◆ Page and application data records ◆
··········

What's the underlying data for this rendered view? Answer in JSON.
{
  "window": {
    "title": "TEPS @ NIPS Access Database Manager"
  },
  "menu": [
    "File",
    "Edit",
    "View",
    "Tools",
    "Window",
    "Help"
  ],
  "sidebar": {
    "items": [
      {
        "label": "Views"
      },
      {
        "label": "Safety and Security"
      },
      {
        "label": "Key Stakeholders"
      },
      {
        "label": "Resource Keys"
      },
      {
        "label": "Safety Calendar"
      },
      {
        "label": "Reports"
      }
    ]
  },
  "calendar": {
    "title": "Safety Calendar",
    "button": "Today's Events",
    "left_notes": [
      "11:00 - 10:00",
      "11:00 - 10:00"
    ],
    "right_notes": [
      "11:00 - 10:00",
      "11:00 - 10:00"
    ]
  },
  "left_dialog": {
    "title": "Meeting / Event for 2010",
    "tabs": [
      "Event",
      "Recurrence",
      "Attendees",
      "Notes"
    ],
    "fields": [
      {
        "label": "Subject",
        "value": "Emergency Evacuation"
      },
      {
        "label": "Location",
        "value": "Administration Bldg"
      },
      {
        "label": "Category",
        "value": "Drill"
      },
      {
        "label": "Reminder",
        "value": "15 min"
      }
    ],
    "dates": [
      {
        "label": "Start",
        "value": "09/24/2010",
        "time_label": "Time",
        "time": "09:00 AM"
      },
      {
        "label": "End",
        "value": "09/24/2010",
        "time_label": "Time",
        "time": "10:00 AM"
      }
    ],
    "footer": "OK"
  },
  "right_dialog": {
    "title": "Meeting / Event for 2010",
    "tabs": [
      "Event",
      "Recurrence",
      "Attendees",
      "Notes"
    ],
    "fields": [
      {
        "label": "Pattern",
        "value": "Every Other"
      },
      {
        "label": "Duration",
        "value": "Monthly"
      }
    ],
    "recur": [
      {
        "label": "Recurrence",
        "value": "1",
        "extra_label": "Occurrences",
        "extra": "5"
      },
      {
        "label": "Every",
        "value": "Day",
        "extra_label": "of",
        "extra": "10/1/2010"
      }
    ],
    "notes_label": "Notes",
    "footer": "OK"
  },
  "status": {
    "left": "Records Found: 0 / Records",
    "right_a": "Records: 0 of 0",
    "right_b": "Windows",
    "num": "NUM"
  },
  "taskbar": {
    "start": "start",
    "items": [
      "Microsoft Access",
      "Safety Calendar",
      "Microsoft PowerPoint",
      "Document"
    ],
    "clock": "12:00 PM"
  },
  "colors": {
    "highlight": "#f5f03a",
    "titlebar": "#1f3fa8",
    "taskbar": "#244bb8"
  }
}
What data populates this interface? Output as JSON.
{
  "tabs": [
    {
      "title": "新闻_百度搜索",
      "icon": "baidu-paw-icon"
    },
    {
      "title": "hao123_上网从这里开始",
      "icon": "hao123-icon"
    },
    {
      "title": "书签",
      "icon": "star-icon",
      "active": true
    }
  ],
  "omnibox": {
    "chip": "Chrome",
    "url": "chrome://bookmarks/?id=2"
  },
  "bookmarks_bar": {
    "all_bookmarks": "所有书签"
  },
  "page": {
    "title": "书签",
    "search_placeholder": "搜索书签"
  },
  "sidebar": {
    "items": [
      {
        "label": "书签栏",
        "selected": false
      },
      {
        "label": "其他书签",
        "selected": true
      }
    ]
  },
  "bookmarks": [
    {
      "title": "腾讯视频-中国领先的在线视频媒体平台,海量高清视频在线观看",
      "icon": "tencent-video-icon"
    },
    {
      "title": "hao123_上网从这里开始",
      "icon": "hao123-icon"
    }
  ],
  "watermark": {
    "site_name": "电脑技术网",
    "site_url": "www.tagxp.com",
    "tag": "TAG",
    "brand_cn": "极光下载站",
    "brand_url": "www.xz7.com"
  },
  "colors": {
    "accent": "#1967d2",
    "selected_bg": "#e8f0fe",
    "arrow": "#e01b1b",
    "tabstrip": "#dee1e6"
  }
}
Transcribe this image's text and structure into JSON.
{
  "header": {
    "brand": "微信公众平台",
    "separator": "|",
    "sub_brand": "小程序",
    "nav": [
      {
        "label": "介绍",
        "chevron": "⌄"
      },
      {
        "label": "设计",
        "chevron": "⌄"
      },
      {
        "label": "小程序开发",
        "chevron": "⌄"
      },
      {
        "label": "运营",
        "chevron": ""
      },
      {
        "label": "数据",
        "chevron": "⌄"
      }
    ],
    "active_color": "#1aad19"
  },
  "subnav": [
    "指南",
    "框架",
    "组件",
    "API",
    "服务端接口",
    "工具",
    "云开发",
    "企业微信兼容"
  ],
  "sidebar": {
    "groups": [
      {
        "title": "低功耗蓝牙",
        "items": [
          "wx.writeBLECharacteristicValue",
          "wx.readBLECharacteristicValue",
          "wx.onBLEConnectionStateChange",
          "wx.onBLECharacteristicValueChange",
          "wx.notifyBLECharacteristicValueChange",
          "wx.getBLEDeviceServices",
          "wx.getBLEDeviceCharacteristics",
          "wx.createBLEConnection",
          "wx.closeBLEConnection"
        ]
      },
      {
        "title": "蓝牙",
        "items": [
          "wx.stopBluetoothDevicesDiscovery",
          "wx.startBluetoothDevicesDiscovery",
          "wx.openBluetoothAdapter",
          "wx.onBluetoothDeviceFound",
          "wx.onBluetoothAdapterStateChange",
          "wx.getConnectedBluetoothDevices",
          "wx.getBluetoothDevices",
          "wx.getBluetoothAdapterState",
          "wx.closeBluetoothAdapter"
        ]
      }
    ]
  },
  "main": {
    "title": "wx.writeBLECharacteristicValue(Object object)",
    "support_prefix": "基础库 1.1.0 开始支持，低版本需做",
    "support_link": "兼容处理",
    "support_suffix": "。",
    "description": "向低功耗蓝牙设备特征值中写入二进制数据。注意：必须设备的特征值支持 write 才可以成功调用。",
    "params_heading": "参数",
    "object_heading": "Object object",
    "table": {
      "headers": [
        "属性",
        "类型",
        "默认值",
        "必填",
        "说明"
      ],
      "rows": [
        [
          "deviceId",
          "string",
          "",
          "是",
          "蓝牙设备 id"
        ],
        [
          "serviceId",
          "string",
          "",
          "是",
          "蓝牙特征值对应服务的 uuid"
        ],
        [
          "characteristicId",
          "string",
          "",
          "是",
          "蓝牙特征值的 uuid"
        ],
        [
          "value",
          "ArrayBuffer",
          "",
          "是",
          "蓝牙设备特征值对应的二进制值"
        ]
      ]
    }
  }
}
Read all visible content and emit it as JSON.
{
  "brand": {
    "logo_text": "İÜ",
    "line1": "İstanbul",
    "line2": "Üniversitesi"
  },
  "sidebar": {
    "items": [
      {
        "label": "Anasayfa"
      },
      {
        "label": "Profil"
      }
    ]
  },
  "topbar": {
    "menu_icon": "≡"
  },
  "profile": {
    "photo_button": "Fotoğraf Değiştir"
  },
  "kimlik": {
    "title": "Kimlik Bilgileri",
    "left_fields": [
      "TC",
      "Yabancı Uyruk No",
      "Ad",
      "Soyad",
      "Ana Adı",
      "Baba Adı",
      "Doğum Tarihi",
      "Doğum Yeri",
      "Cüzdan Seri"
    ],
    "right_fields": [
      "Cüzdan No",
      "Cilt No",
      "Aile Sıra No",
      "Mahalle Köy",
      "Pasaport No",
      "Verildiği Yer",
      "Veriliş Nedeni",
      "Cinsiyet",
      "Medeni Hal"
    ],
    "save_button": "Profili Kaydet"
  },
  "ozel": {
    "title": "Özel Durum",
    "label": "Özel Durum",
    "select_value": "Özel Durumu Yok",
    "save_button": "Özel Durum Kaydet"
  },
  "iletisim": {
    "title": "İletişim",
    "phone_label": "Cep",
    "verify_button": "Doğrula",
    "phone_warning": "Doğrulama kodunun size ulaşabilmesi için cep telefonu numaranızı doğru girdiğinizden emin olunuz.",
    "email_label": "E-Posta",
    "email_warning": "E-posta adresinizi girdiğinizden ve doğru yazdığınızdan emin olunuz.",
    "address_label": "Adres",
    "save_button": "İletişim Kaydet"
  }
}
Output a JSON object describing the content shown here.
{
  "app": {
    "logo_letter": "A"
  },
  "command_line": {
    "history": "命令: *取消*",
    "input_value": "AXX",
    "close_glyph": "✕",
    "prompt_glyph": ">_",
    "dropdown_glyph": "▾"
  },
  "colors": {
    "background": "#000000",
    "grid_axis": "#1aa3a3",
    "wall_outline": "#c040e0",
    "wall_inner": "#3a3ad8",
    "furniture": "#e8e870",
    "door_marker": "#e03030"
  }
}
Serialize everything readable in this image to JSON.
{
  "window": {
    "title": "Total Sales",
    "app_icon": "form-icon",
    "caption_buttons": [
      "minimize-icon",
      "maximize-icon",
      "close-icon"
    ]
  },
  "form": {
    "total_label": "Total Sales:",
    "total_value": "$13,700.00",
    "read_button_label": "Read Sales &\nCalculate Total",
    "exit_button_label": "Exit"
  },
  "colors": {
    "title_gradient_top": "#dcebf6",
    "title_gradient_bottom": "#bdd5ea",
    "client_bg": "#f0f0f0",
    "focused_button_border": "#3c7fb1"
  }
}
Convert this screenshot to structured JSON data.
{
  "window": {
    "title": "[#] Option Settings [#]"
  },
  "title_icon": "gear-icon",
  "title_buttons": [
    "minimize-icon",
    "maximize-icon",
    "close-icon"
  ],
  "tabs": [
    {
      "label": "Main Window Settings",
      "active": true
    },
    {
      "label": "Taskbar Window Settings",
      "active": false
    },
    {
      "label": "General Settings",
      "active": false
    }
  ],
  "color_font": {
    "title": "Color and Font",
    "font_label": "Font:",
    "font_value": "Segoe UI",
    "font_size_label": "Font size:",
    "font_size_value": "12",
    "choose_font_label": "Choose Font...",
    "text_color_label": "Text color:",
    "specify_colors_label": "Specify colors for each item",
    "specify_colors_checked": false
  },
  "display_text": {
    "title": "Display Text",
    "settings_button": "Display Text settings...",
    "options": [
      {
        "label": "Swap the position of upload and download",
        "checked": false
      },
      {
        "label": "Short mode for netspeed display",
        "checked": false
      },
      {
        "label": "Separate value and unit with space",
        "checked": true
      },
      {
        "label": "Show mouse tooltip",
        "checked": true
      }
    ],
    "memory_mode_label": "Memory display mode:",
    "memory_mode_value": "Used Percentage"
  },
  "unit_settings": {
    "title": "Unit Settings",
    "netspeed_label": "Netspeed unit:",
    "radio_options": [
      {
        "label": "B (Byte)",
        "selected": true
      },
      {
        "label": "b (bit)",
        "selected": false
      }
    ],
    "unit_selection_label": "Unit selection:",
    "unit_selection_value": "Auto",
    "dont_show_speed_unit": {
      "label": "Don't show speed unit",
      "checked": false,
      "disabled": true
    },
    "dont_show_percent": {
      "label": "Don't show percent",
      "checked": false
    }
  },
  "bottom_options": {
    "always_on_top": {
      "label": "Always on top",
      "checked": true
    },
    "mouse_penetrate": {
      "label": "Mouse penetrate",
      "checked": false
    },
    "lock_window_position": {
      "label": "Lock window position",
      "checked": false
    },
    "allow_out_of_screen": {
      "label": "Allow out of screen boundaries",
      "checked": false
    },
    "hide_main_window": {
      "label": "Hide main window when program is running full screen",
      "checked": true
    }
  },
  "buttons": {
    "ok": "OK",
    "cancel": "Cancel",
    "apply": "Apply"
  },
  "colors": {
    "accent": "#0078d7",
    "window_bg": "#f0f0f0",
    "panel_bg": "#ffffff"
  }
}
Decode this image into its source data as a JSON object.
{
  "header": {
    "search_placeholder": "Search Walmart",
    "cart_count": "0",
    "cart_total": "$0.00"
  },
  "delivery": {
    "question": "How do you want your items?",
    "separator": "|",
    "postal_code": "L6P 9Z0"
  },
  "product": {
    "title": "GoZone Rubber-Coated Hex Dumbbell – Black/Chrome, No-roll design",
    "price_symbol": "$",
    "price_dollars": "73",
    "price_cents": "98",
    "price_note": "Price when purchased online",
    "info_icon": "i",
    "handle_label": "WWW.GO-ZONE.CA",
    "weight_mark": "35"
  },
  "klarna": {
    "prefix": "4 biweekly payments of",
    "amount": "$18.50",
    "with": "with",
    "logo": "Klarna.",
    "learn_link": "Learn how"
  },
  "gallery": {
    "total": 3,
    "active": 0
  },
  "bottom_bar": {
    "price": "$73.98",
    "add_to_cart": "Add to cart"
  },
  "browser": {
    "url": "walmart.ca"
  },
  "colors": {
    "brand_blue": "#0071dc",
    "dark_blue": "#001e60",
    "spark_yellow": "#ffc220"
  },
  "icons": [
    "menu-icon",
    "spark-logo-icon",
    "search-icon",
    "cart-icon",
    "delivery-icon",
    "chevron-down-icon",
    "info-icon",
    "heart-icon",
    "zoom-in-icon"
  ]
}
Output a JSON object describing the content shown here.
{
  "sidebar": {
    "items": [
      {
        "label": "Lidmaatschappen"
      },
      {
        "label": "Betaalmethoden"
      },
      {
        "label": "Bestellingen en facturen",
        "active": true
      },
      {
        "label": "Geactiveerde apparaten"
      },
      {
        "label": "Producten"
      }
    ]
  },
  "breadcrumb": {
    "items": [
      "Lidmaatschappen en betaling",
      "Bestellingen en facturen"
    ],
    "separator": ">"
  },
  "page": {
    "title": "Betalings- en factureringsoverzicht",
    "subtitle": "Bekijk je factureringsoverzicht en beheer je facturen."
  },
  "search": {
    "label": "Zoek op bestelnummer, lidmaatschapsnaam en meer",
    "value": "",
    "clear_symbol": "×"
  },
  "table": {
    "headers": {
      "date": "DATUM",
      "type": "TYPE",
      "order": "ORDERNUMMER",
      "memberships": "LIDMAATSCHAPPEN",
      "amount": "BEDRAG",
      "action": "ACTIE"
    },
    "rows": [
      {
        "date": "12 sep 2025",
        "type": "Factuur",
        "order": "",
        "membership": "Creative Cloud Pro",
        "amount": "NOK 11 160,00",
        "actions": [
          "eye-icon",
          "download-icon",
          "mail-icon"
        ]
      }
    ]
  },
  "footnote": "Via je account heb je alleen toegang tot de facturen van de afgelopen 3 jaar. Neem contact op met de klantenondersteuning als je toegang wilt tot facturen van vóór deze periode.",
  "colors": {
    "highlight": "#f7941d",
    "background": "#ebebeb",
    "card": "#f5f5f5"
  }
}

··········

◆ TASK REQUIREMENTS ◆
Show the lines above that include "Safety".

◆ EXERCISE RESPONSE ◆
        "label": "Safety and Security"
        "label": "Safety Calendar"
    "title": "Safety Calendar",
      "Safety Calendar",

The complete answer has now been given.